Headless Thread

The component will periodically poke the interpreter. It will alternately let run the interpreter in debug mode and trace mode. The diagram below shows the realized timing. The debug mode will only last 0.5ms. During debug mode the measured program will nearly run at full speed. On the other hand the trace mode will last as long as 2.0ms. During trace mode the measured program will run much slower since the custom hook is called and the counts are accumulated. We therefore give more time to the trace mode than to the debug mode.

We will only poke one interpreter. A design that pokes multiple interpreters would also be possible. For the sake of simplicity we only show the simple solution. The interpreter under consideration will be stored in a field of the headless thread. The main loop of the headless thread will then use the setStatus() method to change the debugger mode:

    try {
           CapabilityDevelopment.STATUS_SYS_TRACE_MODE, on);
    } catch (InterpreterMessage x) {
        throw new RuntimeException(x);

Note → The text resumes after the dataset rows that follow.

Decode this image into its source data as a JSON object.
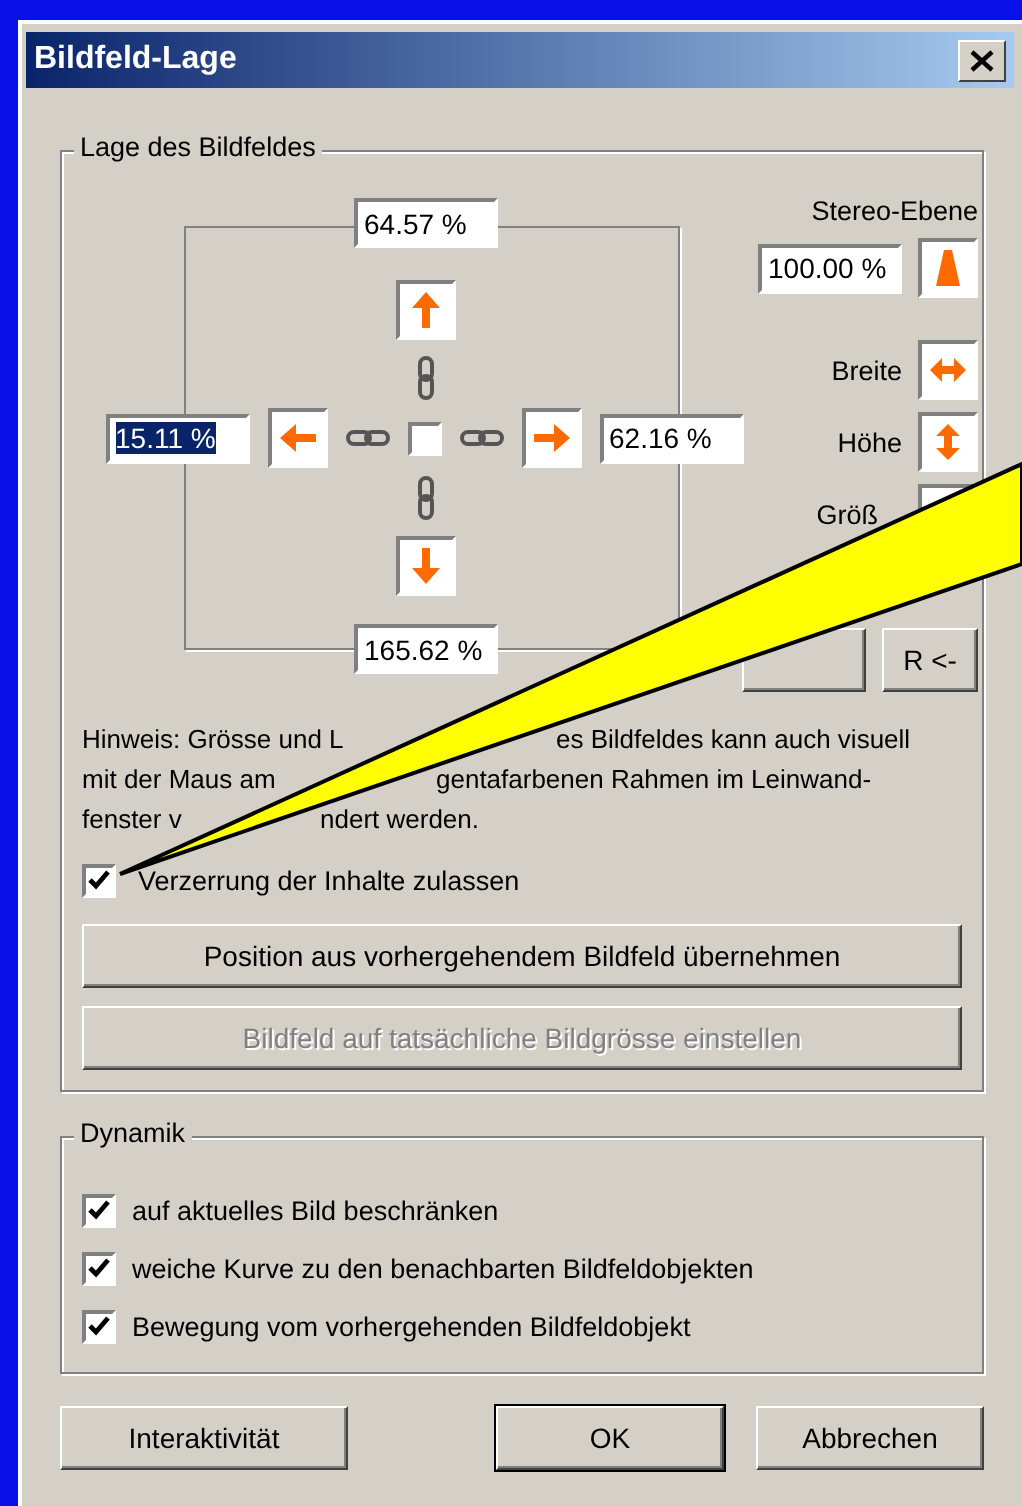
{
  "window": {
    "title": "Bildfeld-Lage"
  },
  "position_group": {
    "title": "Lage des Bildfeldes",
    "top": {
      "value": "64.57 %",
      "selected": false
    },
    "left": {
      "value": "15.11 %",
      "selected": true
    },
    "right": {
      "value": "62.16 %",
      "selected": false
    },
    "bottom": {
      "value": "165.62 %",
      "selected": false
    },
    "center_checkbox": {
      "checked": false
    },
    "stereo_label": "Stereo-Ebene",
    "stereo_value": "100.00 %",
    "size_rows": [
      {
        "label": "Breite",
        "kind": "width"
      },
      {
        "label": "Höhe",
        "kind": "height"
      },
      {
        "label": "Größ",
        "kind": "covered"
      }
    ],
    "reset_button": "R <-",
    "hint_lines": [
      {
        "left": "Hinweis: Grösse und L",
        "right": "es Bildfeldes kann auch visuell"
      },
      {
        "left": "mit der Maus am",
        "right": "gentafarbenen Rahmen im Leinwand-"
      },
      {
        "left": "fenster v",
        "right": "ndert werden."
      }
    ],
    "distortion": {
      "label": "Verzerrung der Inhalte zulassen",
      "checked": true
    },
    "buttons": [
      {
        "label": "Position aus vorhergehendem Bildfeld übernehmen",
        "disabled": false
      },
      {
        "label": "Bildfeld auf tatsächliche Bildgrösse einstellen",
        "disabled": true
      }
    ]
  },
  "dynamics_group": {
    "title": "Dynamik",
    "options": [
      {
        "label": "auf aktuelles Bild beschränken",
        "checked": true
      },
      {
        "label": "weiche Kurve zu den benachbarten Bildfeldobjekten",
        "checked": true
      },
      {
        "label": "Bewegung vom vorhergehenden Bildfeldobjekt",
        "checked": true
      }
    ]
  },
  "footer_buttons": [
    {
      "label": "Interaktivität",
      "default": false
    },
    {
      "label": "OK",
      "default": true
    },
    {
      "label": "Abbrechen",
      "default": false
    }
  ]
}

The headless thread has then to sleep a given time. We opted for an implementation based on nano-seconds. Corresponding APIs are available since JDK 1.5 in connection with the new Java package java.util.concurrent. The thread will create a monitor via the class ReentrantLock and obtain a condition from it. The condition is then used to wait with a nano-second argument. Since a condition is allowed to yield for no reason we have implemented a loop that repeatedly waits:

    long sleep = SLEEP[on ? 1 : 0] –
                  (System.nanoTime() - lastTime);
    try {
        while (sleep > 0)
            sleep = cond.awaitNanos(sleep);
    } catch (InterruptedException x) {

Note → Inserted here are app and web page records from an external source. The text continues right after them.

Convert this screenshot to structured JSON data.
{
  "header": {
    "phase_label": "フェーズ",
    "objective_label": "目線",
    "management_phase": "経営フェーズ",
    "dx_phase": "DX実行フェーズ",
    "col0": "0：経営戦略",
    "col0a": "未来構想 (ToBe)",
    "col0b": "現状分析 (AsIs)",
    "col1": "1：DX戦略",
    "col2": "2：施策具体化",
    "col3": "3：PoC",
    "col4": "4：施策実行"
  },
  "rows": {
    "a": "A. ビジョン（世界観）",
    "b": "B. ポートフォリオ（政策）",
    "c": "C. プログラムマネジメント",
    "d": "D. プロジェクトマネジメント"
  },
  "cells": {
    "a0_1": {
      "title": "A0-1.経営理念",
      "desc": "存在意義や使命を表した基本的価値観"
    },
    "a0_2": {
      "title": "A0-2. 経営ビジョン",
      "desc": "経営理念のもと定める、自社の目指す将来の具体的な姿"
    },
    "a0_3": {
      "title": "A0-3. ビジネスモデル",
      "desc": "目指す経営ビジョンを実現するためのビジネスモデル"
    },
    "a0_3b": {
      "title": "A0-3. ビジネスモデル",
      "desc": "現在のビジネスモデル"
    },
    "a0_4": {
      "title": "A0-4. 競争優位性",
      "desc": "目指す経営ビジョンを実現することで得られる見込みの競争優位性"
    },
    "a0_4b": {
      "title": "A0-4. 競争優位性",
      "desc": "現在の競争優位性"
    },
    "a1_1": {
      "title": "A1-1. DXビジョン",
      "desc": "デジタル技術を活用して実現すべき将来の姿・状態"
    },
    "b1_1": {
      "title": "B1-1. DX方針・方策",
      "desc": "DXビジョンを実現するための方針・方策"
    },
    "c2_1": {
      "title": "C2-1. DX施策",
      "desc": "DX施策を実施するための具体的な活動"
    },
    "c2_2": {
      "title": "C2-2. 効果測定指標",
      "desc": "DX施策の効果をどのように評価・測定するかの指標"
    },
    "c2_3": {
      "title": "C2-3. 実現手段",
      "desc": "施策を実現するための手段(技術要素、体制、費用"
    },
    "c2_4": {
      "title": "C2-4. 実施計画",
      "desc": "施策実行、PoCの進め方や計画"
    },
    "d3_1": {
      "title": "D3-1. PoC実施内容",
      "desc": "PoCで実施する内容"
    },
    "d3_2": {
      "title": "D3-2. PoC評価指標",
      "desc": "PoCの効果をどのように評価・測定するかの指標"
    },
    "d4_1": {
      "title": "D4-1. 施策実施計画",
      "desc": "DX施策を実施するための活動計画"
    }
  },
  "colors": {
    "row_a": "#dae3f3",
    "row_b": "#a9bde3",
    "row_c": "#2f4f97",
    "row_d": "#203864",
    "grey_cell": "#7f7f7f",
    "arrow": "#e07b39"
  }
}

The headless thread will not have any associated graphic element. We put it into the responsibility of the tester to manually start and stop the headless thread. To start the headless thread there will be a Java method that will return a handle to a newly created and started headless thread. We will store the handle in a thread local predicate. The corresponding Prolog code reads as follows:

    :- foreign(start_sampler/1, 'jekdev.study.ports.ThreadAPI',
    :- dynamic handle/1.
    start_sampler :-

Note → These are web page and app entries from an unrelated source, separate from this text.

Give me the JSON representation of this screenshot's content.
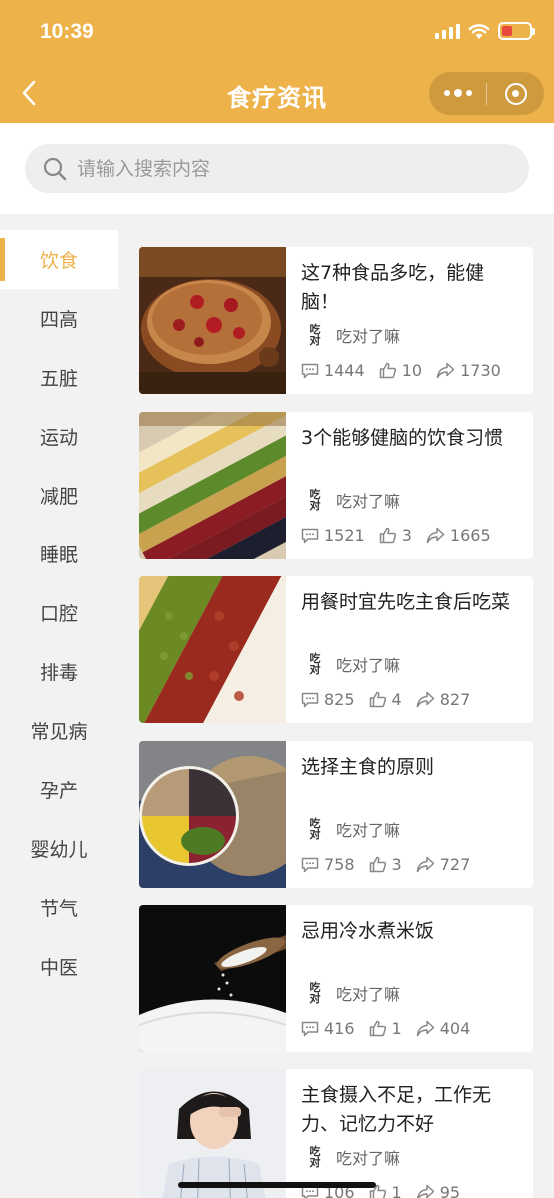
{
  "status_bar": {
    "time": "10:39"
  },
  "nav": {
    "title": "食疗资讯"
  },
  "search": {
    "placeholder": "请输入搜索内容"
  },
  "sidebar": {
    "items": [
      {
        "label": "饮食",
        "active": true
      },
      {
        "label": "四高"
      },
      {
        "label": "五脏"
      },
      {
        "label": "运动"
      },
      {
        "label": "减肥"
      },
      {
        "label": "睡眠"
      },
      {
        "label": "口腔"
      },
      {
        "label": "排毒"
      },
      {
        "label": "常见病"
      },
      {
        "label": "孕产"
      },
      {
        "label": "婴幼儿"
      },
      {
        "label": "节气"
      },
      {
        "label": "中医"
      }
    ]
  },
  "articles": [
    {
      "title": "这7种食品多吃，能健脑！",
      "author": "吃对了嘛",
      "comments": "1444",
      "likes": "10",
      "shares": "1730",
      "image": "porridge-bowl"
    },
    {
      "title": "3个能够健脑的饮食习惯",
      "author": "吃对了嘛",
      "comments": "1521",
      "likes": "3",
      "shares": "1665",
      "image": "grain-rows"
    },
    {
      "title": "用餐时宜先吃主食后吃菜",
      "author": "吃对了嘛",
      "comments": "825",
      "likes": "4",
      "shares": "827",
      "image": "beans-stripes"
    },
    {
      "title": "选择主食的原则",
      "author": "吃对了嘛",
      "comments": "758",
      "likes": "3",
      "shares": "727",
      "image": "grain-plate"
    },
    {
      "title": "忌用冷水煮米饭",
      "author": "吃对了嘛",
      "comments": "416",
      "likes": "1",
      "shares": "404",
      "image": "rice-spoon"
    },
    {
      "title": "主食摄入不足，工作无力、记忆力不好",
      "author": "吃对了嘛",
      "comments": "106",
      "likes": "1",
      "shares": "95",
      "image": "tired-woman"
    }
  ],
  "colors": {
    "accent": "#eeb24b",
    "page_bg": "#f2f2f2"
  }
}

The handle can later be retrieved to stop the thread again. There is a Java method for this purpose and corresponding Prolog code. More details can be found in the appendix where the full Java classes and Prolog text is listed.